▶ [EXERCISE OBJECTIVE]
The following data is to be repeated exactly, its pictures excluded.
TASK INPUTS Block Start
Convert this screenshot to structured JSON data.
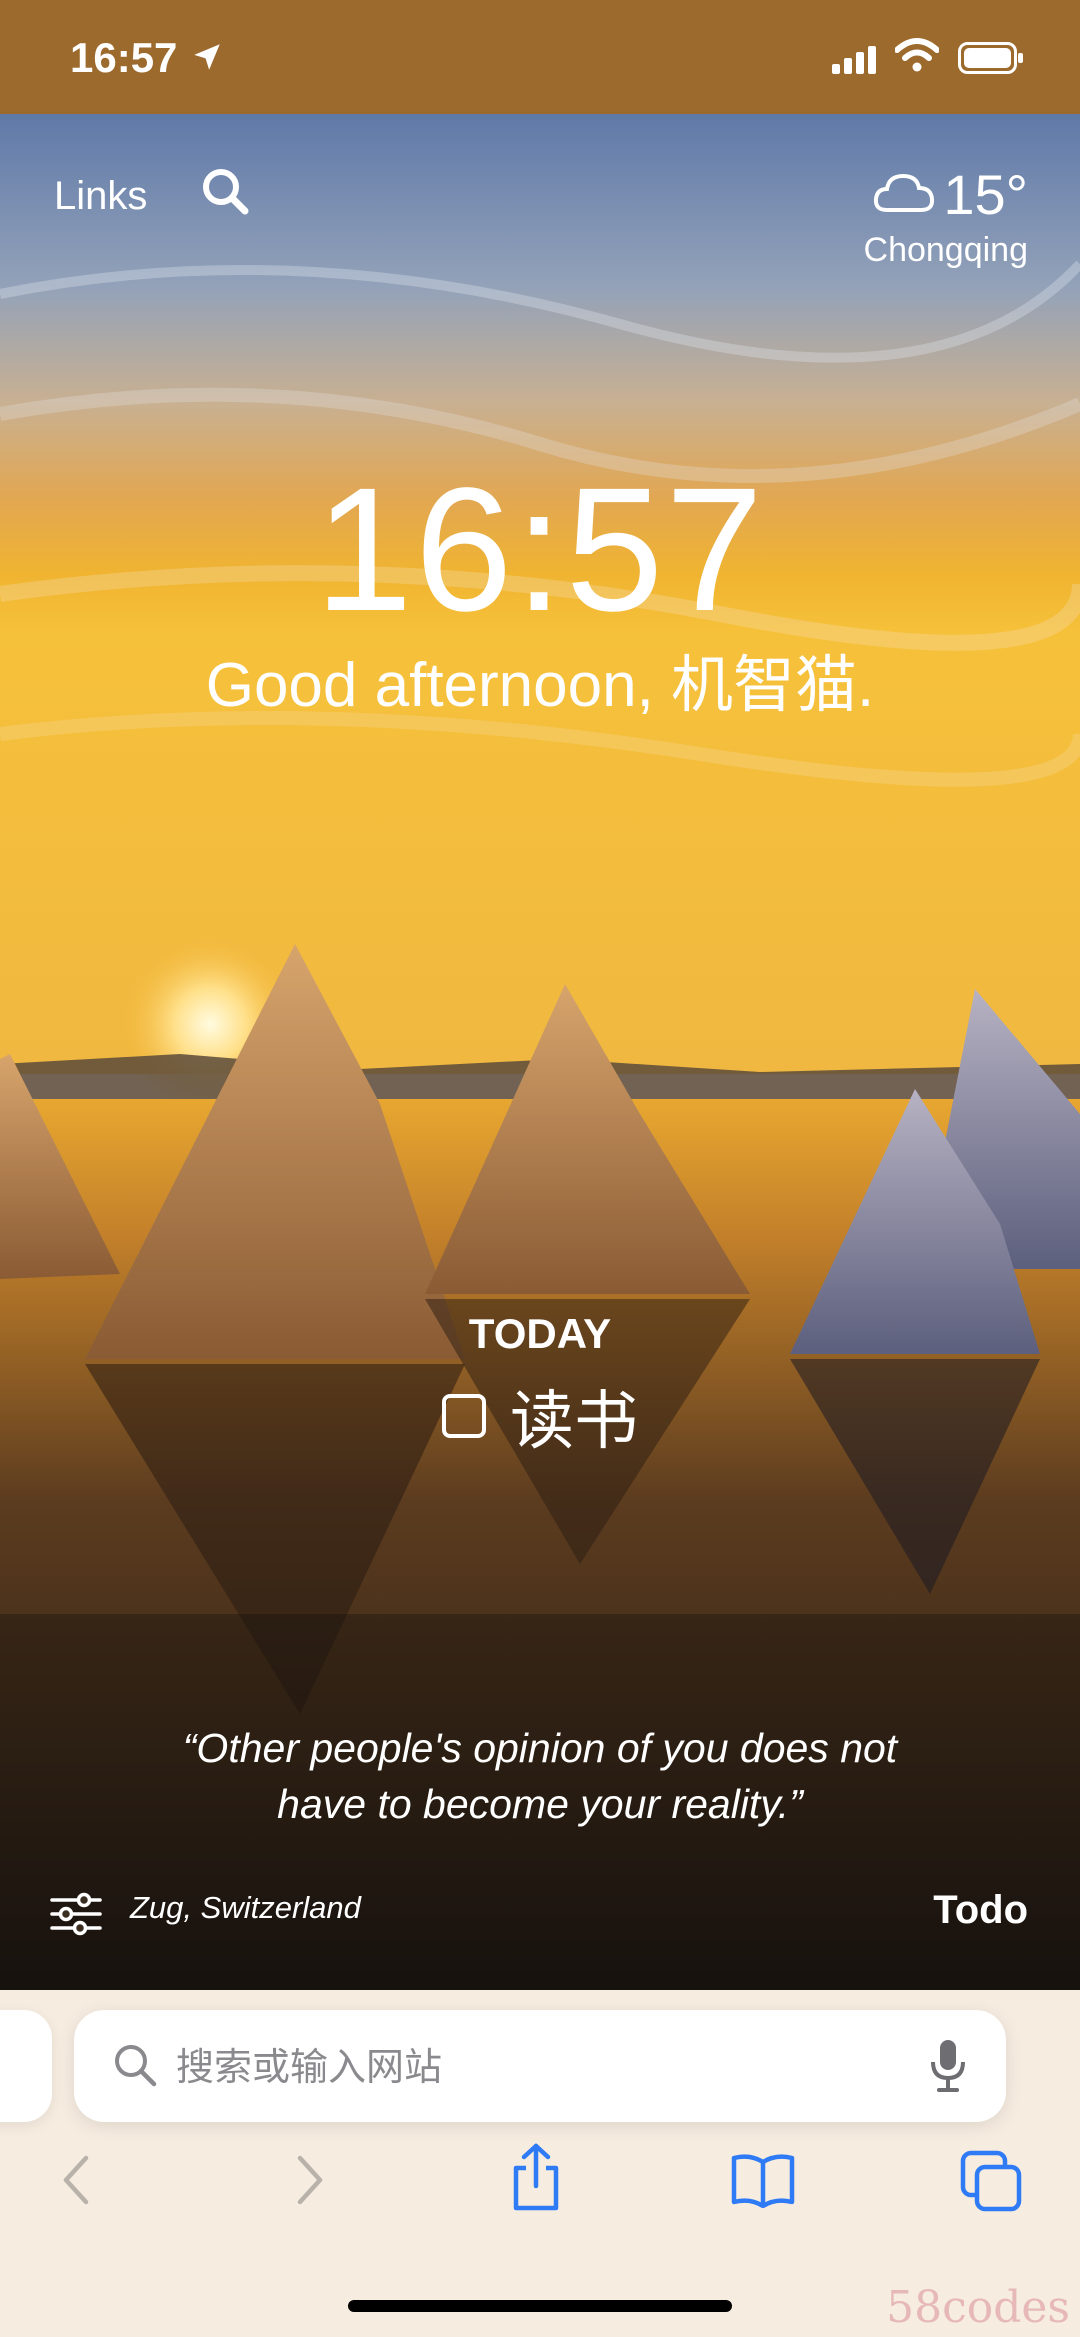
{
  "status_bar": {
    "time": "16:57",
    "icons": [
      "location-arrow-icon",
      "cellular-signal-icon",
      "wifi-icon",
      "battery-icon"
    ]
  },
  "top_bar": {
    "links_label": "Links",
    "search_icon": "search-icon",
    "weather": {
      "icon": "cloud-icon",
      "temperature": "15°",
      "city": "Chongqing"
    }
  },
  "center": {
    "clock": "16:57",
    "greeting": "Good afternoon, 机智猫."
  },
  "todo": {
    "heading": "TODAY",
    "items": [
      {
        "text": "读书",
        "checked": false
      }
    ]
  },
  "quote": {
    "text": "“Other people's opinion of you does not have to become your reality.”"
  },
  "footer": {
    "settings_icon": "sliders-icon",
    "photo_location": "Zug, Switzerland",
    "todo_label": "Todo"
  },
  "browser": {
    "search_placeholder": "搜索或输入网站",
    "toolbar_icons": [
      "back-icon",
      "forward-icon",
      "share-icon",
      "bookmarks-icon",
      "tabs-icon"
    ]
  },
  "watermark": "58codes",
  "colors": {
    "status_bar_bg": "#9d6a2d",
    "browser_bg": "#f6ece0",
    "toolbar_active": "#2f7bf5",
    "toolbar_disabled": "#b9b2ab"
  }
}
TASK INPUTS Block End
▶ [EXERCISE RESULT]
Convert this screenshot to structured JSON data.
{
  "status_bar": {
    "time": "16:57",
    "icons": [
      "location-arrow-icon",
      "cellular-signal-icon",
      "wifi-icon",
      "battery-icon"
    ]
  },
  "top_bar": {
    "links_label": "Links",
    "search_icon": "search-icon",
    "weather": {
      "icon": "cloud-icon",
      "temperature": "15°",
      "city": "Chongqing"
    }
  },
  "center": {
    "clock": "16:57",
    "greeting": "Good afternoon, 机智猫."
  },
  "todo": {
    "heading": "TODAY",
    "items": [
      {
        "text": "读书",
        "checked": false
      }
    ]
  },
  "quote": {
    "text": "“Other people's opinion of you does not have to become your reality.”"
  },
  "footer": {
    "settings_icon": "sliders-icon",
    "photo_location": "Zug, Switzerland",
    "todo_label": "Todo"
  },
  "browser": {
    "search_placeholder": "搜索或输入网站",
    "toolbar_icons": [
      "back-icon",
      "forward-icon",
      "share-icon",
      "bookmarks-icon",
      "tabs-icon"
    ]
  },
  "watermark": "58codes",
  "colors": {
    "status_bar_bg": "#9d6a2d",
    "browser_bg": "#f6ece0",
    "toolbar_active": "#2f7bf5",
    "toolbar_disabled": "#b9b2ab"
  }
}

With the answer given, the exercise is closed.